With New Zealand’s borders opening back up to the world, many visitors will no doubt once again feel inclined to call our wonderful backyard home.
It is important to be aware of the rules surrounding the purchase of residential property in New Zealand by an ‘Overseas Person’, which requires consent from the Overseas Investment Office (OIO) unless an exemption applies.
The Overseas Investment Act (the Act) is in place to ensure that overseas investment into New Zealand is high quality and in New Zealand’s interests whilst acknowledging that it is a privilege for ‘Overseas Persons’ to own or control property in New Zealand.
Under the Act, to purchase residential property in New Zealand without requiring OIO consent, you must be a New Zealand, Australian or Singaporean citizen. Holders of New Zealand resident class visas and permanent residents of Australia and Singapore can also purchase residential land if they are ‘ordinarily resident’ in New Zealand.
To be ‘ordinarily resident’ in New Zealand, the person must meet the following criteria:
- Have been living in New Zealand for at least the immediately preceding 12 months – not just visiting;
- Have been present in New Zealand for 183 days or more of those 12 months; and
- Be a New Zealand tax resident.
If you are a permanent resident of Australia or Singapore or hold a New Zealand resident class visa but do not meet the criteria for ordinarily resident, you can obtain consent to buy or build a home to live in.
If you are purchasing residential property in New Zealand through a company, trust or other entity, the general rule of thumb is a 25% test. If 25% or more of control or ownership is in the hands of one or more ‘Overseas Persons’, then that entity is also an ‘Overseas Person’.

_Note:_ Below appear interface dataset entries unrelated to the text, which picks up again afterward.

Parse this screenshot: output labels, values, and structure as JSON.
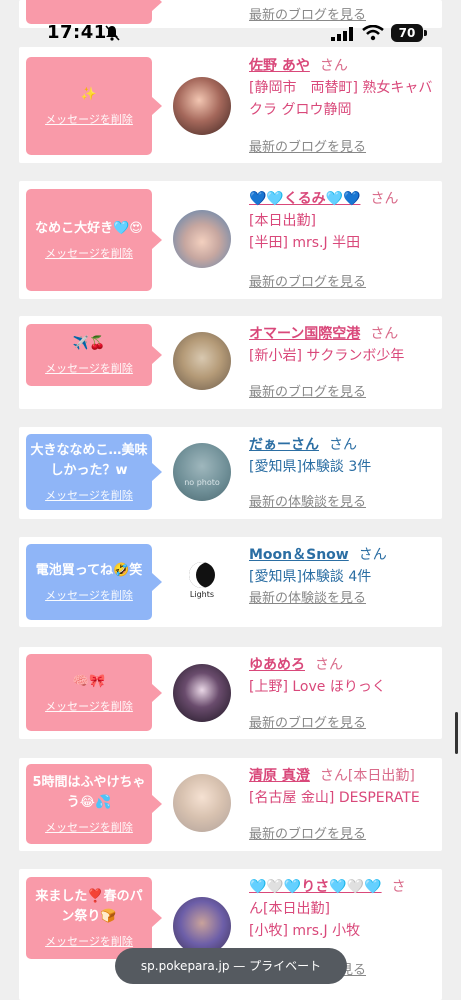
{
  "status_bar": {
    "time": "17:41",
    "battery": "70"
  },
  "top_partial": {
    "blog_link": "最新のブログを見る"
  },
  "cards": [
    {
      "bubble_text": "✨",
      "delete_label": "メッセージを削除",
      "name": "佐野 あや",
      "suffix": "さん",
      "shop": "[静岡市　両替町] 熟女キャバクラ グロウ静岡",
      "blog_link": "最新のブログを見る"
    },
    {
      "bubble_text": "なめこ大好き🩵😍",
      "delete_label": "メッセージを削除",
      "name": "💙🩵くるみ🩵💙",
      "suffix": "さん",
      "shop": "[本日出勤]",
      "shop2": "[半田] mrs.J 半田",
      "blog_link": "最新のブログを見る"
    },
    {
      "bubble_text": "✈️🍒",
      "delete_label": "メッセージを削除",
      "name": "オマーン国際空港",
      "suffix": "さん",
      "shop": "[新小岩] サクランボ少年",
      "blog_link": "最新のブログを見る"
    },
    {
      "bubble_text": "大きななめこ…美味しかった？w",
      "delete_label": "メッセージを削除",
      "name": "だぁーさん",
      "suffix": "さん",
      "shop": "[愛知県]体験談 3件",
      "blog_link": "最新の体験談を見る",
      "avatar_text": "no photo"
    },
    {
      "bubble_text": "電池買ってね🤣笑",
      "delete_label": "メッセージを削除",
      "name": "Moon＆Snow",
      "suffix": "さん",
      "shop": "[愛知県]体験談 4件",
      "blog_link": "最新の体験談を見る",
      "avatar_text": "Lights"
    },
    {
      "bubble_text": "🧠🎀",
      "delete_label": "メッセージを削除",
      "name": "ゆあめろ",
      "suffix": "さん",
      "shop": "[上野] Love ほりっく",
      "blog_link": "最新のブログを見る"
    },
    {
      "bubble_text": "5時間はふやけちゃう😂💦",
      "delete_label": "メッセージを削除",
      "name": "清原 真澄",
      "suffix": "さん[本日出勤]",
      "shop": "[名古屋 金山] DESPERATE",
      "blog_link": "最新のブログを見る"
    },
    {
      "bubble_text": "来ました❣️春のパン祭り🍞",
      "delete_label": "メッセージを削除",
      "name": "🩵🤍🩵りさ🩵🤍🩵",
      "suffix": "さ",
      "suffix2": "ん[本日出勤]",
      "shop": "[小牧] mrs.J 小牧",
      "blog_link": "最新のブログを見る"
    }
  ],
  "url_bar": {
    "text": "sp.pokepara.jp — プライベート"
  }
}
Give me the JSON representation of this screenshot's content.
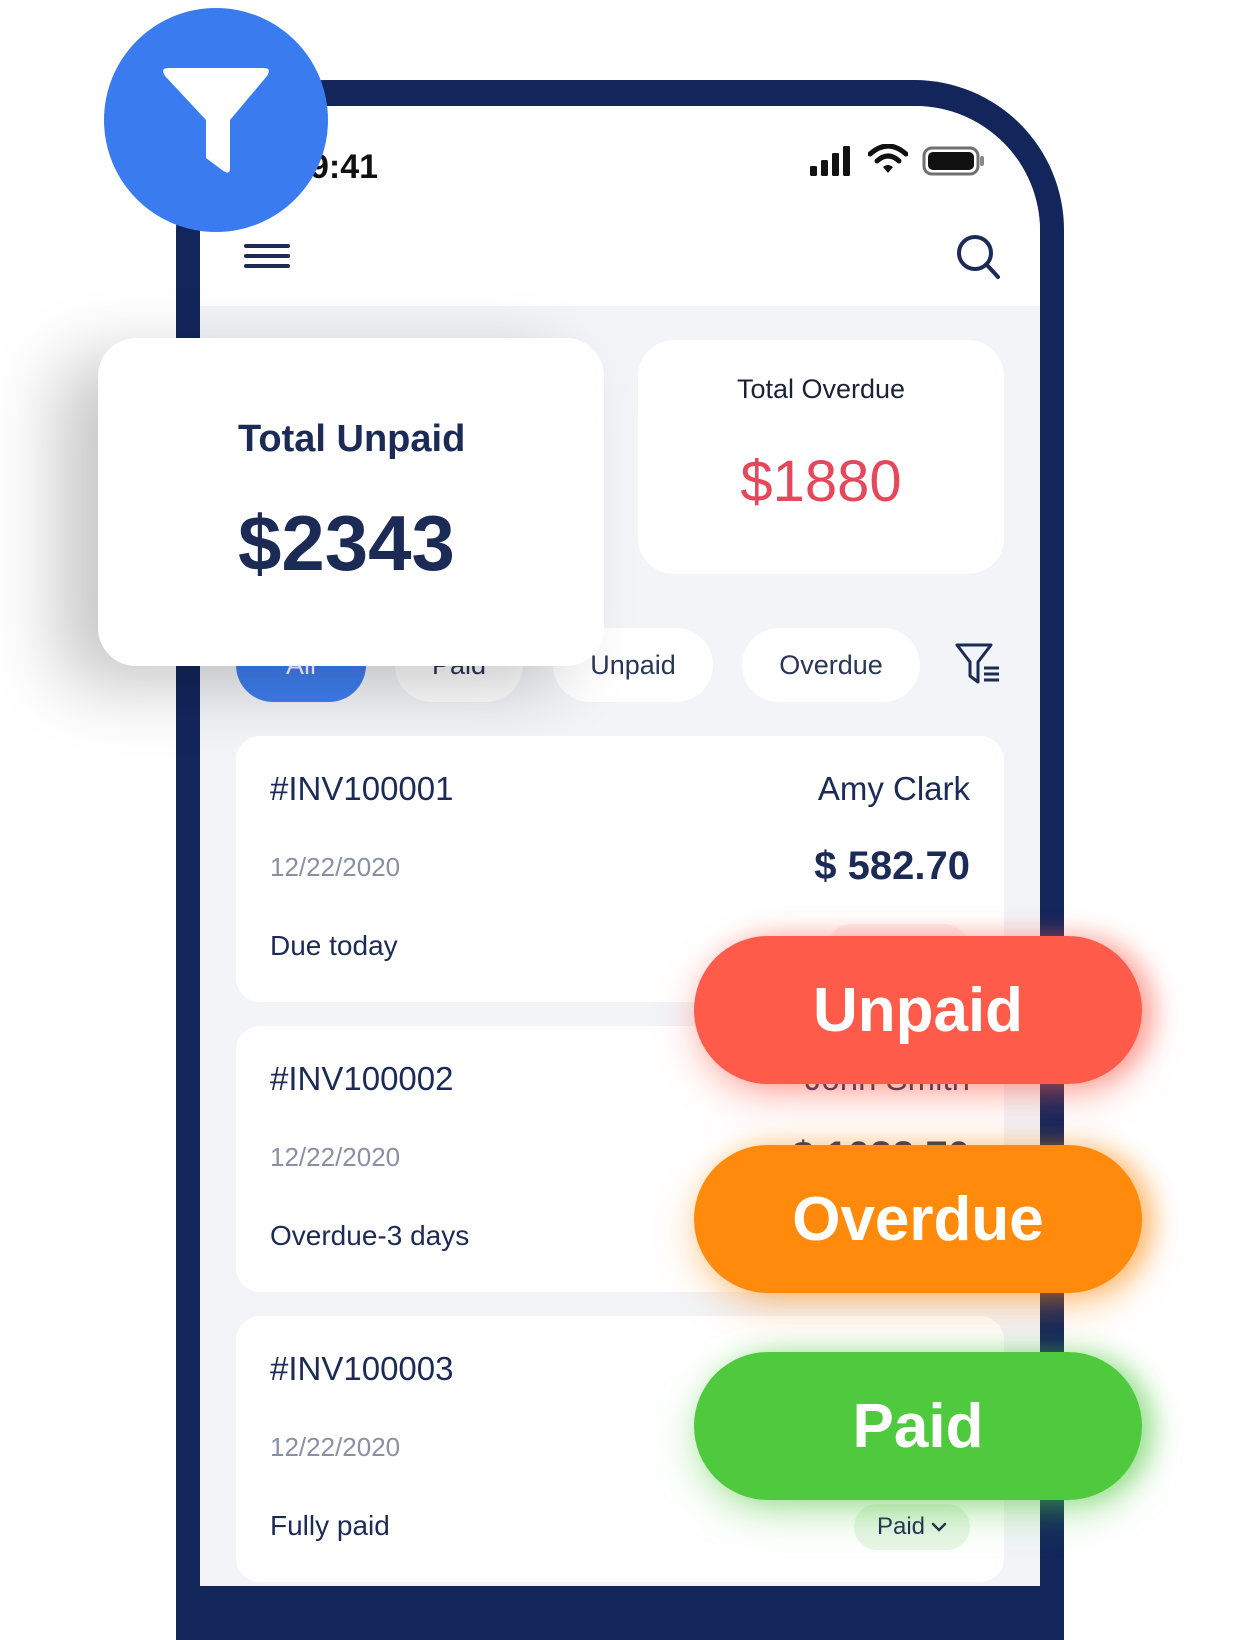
{
  "status_bar": {
    "time": "9:41"
  },
  "summary": {
    "total_unpaid_label": "Total Unpaid",
    "total_unpaid_value": "$2343",
    "total_overdue_label": "Total Overdue",
    "total_overdue_value": "$1880"
  },
  "filters": [
    "All",
    "Paid",
    "Unpaid",
    "Overdue"
  ],
  "invoices": [
    {
      "number": "#INV100001",
      "date": "12/22/2020",
      "status": "Due today",
      "customer": "Amy Clark",
      "amount": "$ 582.70"
    },
    {
      "number": "#INV100002",
      "date": "12/22/2020",
      "status": "Overdue-3 days",
      "customer": "John Smith",
      "amount": "$ 1022.70"
    },
    {
      "number": "#INV100003",
      "date": "12/22/2020",
      "status": "Fully paid",
      "badge": "Paid"
    }
  ],
  "status_pills": {
    "unpaid": "Unpaid",
    "overdue": "Overdue",
    "paid": "Paid"
  },
  "colors": {
    "primary": "#3b7bf0",
    "navy": "#1c2a56",
    "overdue_text": "#e5475b",
    "unpaid_pill": "#fe5b4a",
    "overdue_pill": "#ff8a0c",
    "paid_pill": "#4fc93d"
  },
  "icons": [
    "filter-icon",
    "menu-icon",
    "search-icon",
    "filter-list-icon",
    "signal-icon",
    "wifi-icon",
    "battery-icon",
    "chevron-down-icon"
  ]
}
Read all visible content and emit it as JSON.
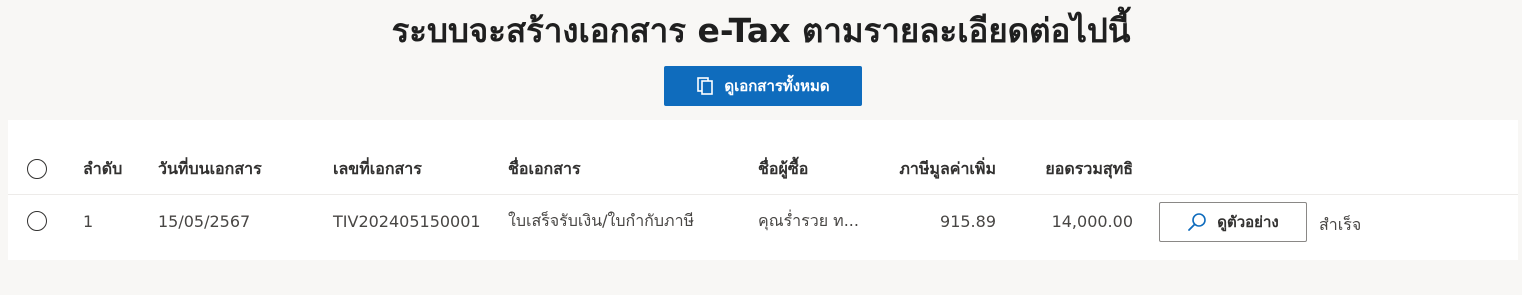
{
  "page": {
    "title": "ระบบจะสร้างเอกสาร e-Tax ตามรายละเอียดต่อไปนี้",
    "view_all_label": "ดูเอกสารทั้งหมด",
    "view_all_icon": "copy-documents-icon",
    "accent_color": "#0f6cbd"
  },
  "table": {
    "columns": {
      "index": "ลำดับ",
      "doc_date": "วันที่บนเอกสาร",
      "doc_number": "เลขที่เอกสาร",
      "doc_name": "ชื่อเอกสาร",
      "buyer": "ชื่อผู้ซื้อ",
      "vat": "ภาษีมูลค่าเพิ่ม",
      "net_total": "ยอดรวมสุทธิ"
    },
    "rows": [
      {
        "index": "1",
        "doc_date": "15/05/2567",
        "doc_number": "TIV202405150001",
        "doc_name": "ใบเสร็จรับเงิน/ใบกำกับภาษี",
        "buyer": "คุณร่ำรวย ท...",
        "vat": "915.89",
        "net_total": "14,000.00",
        "preview_label": "ดูตัวอย่าง",
        "preview_icon": "search-icon",
        "status": "สำเร็จ",
        "status_color": "#107c10"
      }
    ]
  }
}
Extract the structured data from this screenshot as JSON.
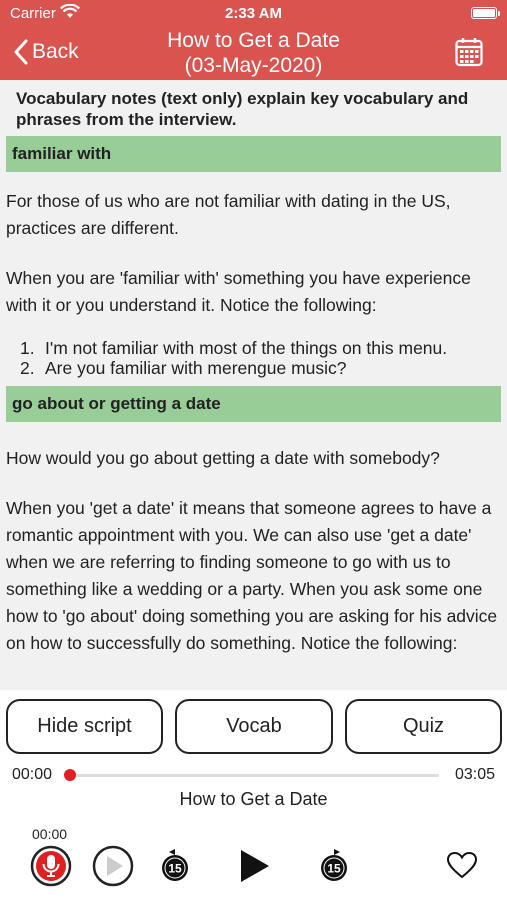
{
  "status_bar": {
    "carrier": "Carrier",
    "time": "2:33 AM"
  },
  "header": {
    "back_label": "Back",
    "title_line1": "How to Get a Date",
    "title_line2": "(03-May-2020)"
  },
  "content": {
    "intro": "Vocabulary notes (text only) explain key vocabulary and phrases from the interview.",
    "sections": [
      {
        "heading": "familiar with",
        "paragraphs": [
          "For those of us who are not familiar with dating in the US, practices are different.",
          "When you are 'familiar with' something you have experience with it or you understand it. Notice the following:"
        ],
        "list": [
          {
            "num": "1.",
            "text": "I'm not familiar with most of the things on this menu."
          },
          {
            "num": "2.",
            "text": "Are you familiar with merengue music?"
          }
        ]
      },
      {
        "heading": "go about or getting a date",
        "paragraphs": [
          "How would you go about getting a date with somebody?",
          "When you 'get a date' it means that someone agrees to have a romantic appointment with you. We can also use 'get a date' when we are referring to finding someone to go with us to something like a wedding or a party. When you ask some one how to 'go about' doing something you are asking for his advice on how to successfully do something. Notice the following:"
        ]
      }
    ]
  },
  "buttons": {
    "hide_script": "Hide script",
    "vocab": "Vocab",
    "quiz": "Quiz"
  },
  "player": {
    "current_time": "00:00",
    "duration": "03:05",
    "progress": 0,
    "track_title": "How to Get a Date",
    "record_time": "00:00",
    "skip_back_seconds": "15",
    "skip_forward_seconds": "15"
  },
  "colors": {
    "header_bg": "#d9534f",
    "section_head_bg": "#98cd98",
    "accent_red": "#e02020"
  },
  "icons": [
    "wifi-icon",
    "battery-icon",
    "chevron-left-icon",
    "calendar-icon",
    "microphone-icon",
    "play-circle-icon",
    "skip-back-15-icon",
    "play-icon",
    "skip-forward-15-icon",
    "heart-icon"
  ]
}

If you are unsure or need any assistance to determine whether you need consent from the OIO to purchase a residential property, please contact one of TODD & WALKER Law’s Overseas Investment Team: